* **INSTRUCTIONS FOR THE TASK**
All of the entries need to be set down exactly as they read.

______

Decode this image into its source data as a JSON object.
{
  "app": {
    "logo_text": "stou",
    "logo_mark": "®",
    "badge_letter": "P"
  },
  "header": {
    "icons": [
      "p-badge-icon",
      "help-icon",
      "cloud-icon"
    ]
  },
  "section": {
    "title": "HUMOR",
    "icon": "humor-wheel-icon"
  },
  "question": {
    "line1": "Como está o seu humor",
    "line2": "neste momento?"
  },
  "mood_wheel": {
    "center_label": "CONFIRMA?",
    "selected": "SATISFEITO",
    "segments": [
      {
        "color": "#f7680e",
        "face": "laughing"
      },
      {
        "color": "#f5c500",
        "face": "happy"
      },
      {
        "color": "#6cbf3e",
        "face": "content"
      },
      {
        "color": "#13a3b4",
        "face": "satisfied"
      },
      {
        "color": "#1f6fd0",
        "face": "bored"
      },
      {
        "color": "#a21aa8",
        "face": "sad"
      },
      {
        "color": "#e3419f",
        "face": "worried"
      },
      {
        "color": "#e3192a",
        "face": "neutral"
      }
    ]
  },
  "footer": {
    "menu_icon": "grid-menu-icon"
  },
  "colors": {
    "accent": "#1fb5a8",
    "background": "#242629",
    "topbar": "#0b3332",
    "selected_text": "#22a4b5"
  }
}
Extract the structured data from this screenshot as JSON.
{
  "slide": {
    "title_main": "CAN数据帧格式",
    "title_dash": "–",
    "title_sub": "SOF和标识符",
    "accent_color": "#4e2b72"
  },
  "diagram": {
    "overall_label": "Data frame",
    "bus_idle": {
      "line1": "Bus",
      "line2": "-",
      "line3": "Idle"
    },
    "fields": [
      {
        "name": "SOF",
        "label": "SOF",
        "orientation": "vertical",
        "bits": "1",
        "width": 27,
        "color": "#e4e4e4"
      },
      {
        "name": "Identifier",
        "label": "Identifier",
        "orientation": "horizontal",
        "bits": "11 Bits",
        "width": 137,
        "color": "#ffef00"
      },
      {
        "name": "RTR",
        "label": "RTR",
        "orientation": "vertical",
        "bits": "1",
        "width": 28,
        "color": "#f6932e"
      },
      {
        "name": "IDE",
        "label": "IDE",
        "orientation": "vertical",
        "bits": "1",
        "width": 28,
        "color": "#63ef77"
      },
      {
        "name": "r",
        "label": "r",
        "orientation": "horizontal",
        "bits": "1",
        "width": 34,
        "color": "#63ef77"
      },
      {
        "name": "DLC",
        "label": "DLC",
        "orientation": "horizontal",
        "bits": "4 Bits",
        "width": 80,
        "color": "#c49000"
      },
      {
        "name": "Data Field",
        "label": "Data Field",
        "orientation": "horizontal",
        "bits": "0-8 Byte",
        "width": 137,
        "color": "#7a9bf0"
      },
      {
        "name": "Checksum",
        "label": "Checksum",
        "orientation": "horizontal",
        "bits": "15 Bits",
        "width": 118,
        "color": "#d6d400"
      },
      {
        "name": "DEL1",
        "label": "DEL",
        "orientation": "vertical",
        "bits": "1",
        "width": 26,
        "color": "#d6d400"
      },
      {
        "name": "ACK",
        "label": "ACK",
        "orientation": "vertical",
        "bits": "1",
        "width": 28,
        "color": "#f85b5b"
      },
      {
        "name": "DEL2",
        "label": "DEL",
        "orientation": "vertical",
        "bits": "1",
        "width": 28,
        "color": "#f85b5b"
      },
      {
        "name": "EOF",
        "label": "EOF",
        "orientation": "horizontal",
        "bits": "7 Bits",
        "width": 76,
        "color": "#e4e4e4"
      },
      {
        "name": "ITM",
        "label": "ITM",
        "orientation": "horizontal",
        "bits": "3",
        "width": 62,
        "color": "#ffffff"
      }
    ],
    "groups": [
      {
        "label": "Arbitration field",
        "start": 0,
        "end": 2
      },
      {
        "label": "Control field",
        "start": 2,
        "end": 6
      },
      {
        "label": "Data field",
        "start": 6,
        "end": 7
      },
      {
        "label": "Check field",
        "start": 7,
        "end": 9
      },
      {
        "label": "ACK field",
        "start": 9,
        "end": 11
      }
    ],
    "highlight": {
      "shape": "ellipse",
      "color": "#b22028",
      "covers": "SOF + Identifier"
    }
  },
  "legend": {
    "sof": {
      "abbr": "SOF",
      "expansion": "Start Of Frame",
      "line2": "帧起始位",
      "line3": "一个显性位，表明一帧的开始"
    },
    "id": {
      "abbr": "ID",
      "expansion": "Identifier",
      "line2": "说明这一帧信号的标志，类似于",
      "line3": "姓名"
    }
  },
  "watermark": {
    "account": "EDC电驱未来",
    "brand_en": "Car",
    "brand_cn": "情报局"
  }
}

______

* **RESULT BELOW**
Decode this image into its source data as a JSON object.
{
  "app": {
    "logo_text": "stou",
    "logo_mark": "®",
    "badge_letter": "P"
  },
  "header": {
    "icons": [
      "p-badge-icon",
      "help-icon",
      "cloud-icon"
    ]
  },
  "section": {
    "title": "HUMOR",
    "icon": "humor-wheel-icon"
  },
  "question": {
    "line1": "Como está o seu humor",
    "line2": "neste momento?"
  },
  "mood_wheel": {
    "center_label": "CONFIRMA?",
    "selected": "SATISFEITO",
    "segments": [
      {
        "color": "#f7680e",
        "face": "laughing"
      },
      {
        "color": "#f5c500",
        "face": "happy"
      },
      {
        "color": "#6cbf3e",
        "face": "content"
      },
      {
        "color": "#13a3b4",
        "face": "satisfied"
      },
      {
        "color": "#1f6fd0",
        "face": "bored"
      },
      {
        "color": "#a21aa8",
        "face": "sad"
      },
      {
        "color": "#e3419f",
        "face": "worried"
      },
      {
        "color": "#e3192a",
        "face": "neutral"
      }
    ]
  },
  "footer": {
    "menu_icon": "grid-menu-icon"
  },
  "colors": {
    "accent": "#1fb5a8",
    "background": "#242629",
    "topbar": "#0b3332",
    "selected_text": "#22a4b5"
  }
}
Extract the structured data from this screenshot as JSON.
{
  "slide": {
    "title_main": "CAN数据帧格式",
    "title_dash": "–",
    "title_sub": "SOF和标识符",
    "accent_color": "#4e2b72"
  },
  "diagram": {
    "overall_label": "Data frame",
    "bus_idle": {
      "line1": "Bus",
      "line2": "-",
      "line3": "Idle"
    },
    "fields": [
      {
        "name": "SOF",
        "label": "SOF",
        "orientation": "vertical",
        "bits": "1",
        "width": 27,
        "color": "#e4e4e4"
      },
      {
        "name": "Identifier",
        "label": "Identifier",
        "orientation": "horizontal",
        "bits": "11 Bits",
        "width": 137,
        "color": "#ffef00"
      },
      {
        "name": "RTR",
        "label": "RTR",
        "orientation": "vertical",
        "bits": "1",
        "width": 28,
        "color": "#f6932e"
      },
      {
        "name": "IDE",
        "label": "IDE",
        "orientation": "vertical",
        "bits": "1",
        "width": 28,
        "color": "#63ef77"
      },
      {
        "name": "r",
        "label": "r",
        "orientation": "horizontal",
        "bits": "1",
        "width": 34,
        "color": "#63ef77"
      },
      {
        "name": "DLC",
        "label": "DLC",
        "orientation": "horizontal",
        "bits": "4 Bits",
        "width": 80,
        "color": "#c49000"
      },
      {
        "name": "Data Field",
        "label": "Data Field",
        "orientation": "horizontal",
        "bits": "0-8 Byte",
        "width": 137,
        "color": "#7a9bf0"
      },
      {
        "name": "Checksum",
        "label": "Checksum",
        "orientation": "horizontal",
        "bits": "15 Bits",
        "width": 118,
        "color": "#d6d400"
      },
      {
        "name": "DEL1",
        "label": "DEL",
        "orientation": "vertical",
        "bits": "1",
        "width": 26,
        "color": "#d6d400"
      },
      {
        "name": "ACK",
        "label": "ACK",
        "orientation": "vertical",
        "bits": "1",
        "width": 28,
        "color": "#f85b5b"
      },
      {
        "name": "DEL2",
        "label": "DEL",
        "orientation": "vertical",
        "bits": "1",
        "width": 28,
        "color": "#f85b5b"
      },
      {
        "name": "EOF",
        "label": "EOF",
        "orientation": "horizontal",
        "bits": "7 Bits",
        "width": 76,
        "color": "#e4e4e4"
      },
      {
        "name": "ITM",
        "label": "ITM",
        "orientation": "horizontal",
        "bits": "3",
        "width": 62,
        "color": "#ffffff"
      }
    ],
    "groups": [
      {
        "label": "Arbitration field",
        "start": 0,
        "end": 2
      },
      {
        "label": "Control field",
        "start": 2,
        "end": 6
      },
      {
        "label": "Data field",
        "start": 6,
        "end": 7
      },
      {
        "label": "Check field",
        "start": 7,
        "end": 9
      },
      {
        "label": "ACK field",
        "start": 9,
        "end": 11
      }
    ],
    "highlight": {
      "shape": "ellipse",
      "color": "#b22028",
      "covers": "SOF + Identifier"
    }
  },
  "legend": {
    "sof": {
      "abbr": "SOF",
      "expansion": "Start Of Frame",
      "line2": "帧起始位",
      "line3": "一个显性位，表明一帧的开始"
    },
    "id": {
      "abbr": "ID",
      "expansion": "Identifier",
      "line2": "说明这一帧信号的标志，类似于",
      "line3": "姓名"
    }
  },
  "watermark": {
    "account": "EDC电驱未来",
    "brand_en": "Car",
    "brand_cn": "情报局"
  }
}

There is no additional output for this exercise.